=== WHAT YOU HAVE TO DO ===
The answer must be every line below that contains the string "heading".

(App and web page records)
-.-.-

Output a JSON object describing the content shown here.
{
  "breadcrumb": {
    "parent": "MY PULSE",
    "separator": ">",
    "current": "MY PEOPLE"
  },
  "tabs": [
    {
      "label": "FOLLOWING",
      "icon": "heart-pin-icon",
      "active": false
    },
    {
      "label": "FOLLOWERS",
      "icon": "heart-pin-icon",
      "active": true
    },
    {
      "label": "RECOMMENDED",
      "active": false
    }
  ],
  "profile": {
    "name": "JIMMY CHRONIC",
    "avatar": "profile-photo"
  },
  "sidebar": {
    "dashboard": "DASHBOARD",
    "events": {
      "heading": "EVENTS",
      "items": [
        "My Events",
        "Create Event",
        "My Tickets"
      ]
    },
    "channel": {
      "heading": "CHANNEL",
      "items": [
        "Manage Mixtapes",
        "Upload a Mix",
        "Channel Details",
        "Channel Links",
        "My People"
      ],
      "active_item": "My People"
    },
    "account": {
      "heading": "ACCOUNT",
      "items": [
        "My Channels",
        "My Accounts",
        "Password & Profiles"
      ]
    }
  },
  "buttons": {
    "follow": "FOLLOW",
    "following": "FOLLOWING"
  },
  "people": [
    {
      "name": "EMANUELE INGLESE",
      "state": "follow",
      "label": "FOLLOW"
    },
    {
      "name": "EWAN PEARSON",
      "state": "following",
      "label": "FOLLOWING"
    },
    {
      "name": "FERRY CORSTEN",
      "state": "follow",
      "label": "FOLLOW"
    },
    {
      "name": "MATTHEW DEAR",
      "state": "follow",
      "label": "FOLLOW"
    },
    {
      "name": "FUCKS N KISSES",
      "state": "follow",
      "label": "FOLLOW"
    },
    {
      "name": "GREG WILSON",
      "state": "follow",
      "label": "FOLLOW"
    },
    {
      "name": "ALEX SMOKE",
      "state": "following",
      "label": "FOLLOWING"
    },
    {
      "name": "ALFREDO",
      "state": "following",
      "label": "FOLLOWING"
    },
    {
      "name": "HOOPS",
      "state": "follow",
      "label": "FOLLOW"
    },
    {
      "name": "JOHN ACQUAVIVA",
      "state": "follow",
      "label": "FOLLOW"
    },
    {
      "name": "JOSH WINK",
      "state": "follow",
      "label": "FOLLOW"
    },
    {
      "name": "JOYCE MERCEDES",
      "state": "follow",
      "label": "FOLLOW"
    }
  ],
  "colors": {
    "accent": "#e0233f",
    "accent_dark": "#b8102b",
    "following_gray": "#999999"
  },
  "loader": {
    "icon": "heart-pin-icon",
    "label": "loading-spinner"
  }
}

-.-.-

=== YOUR RESPONSE ===
      "heading": "EVENTS",
      "heading": "CHANNEL",
      "heading": "ACCOUNT",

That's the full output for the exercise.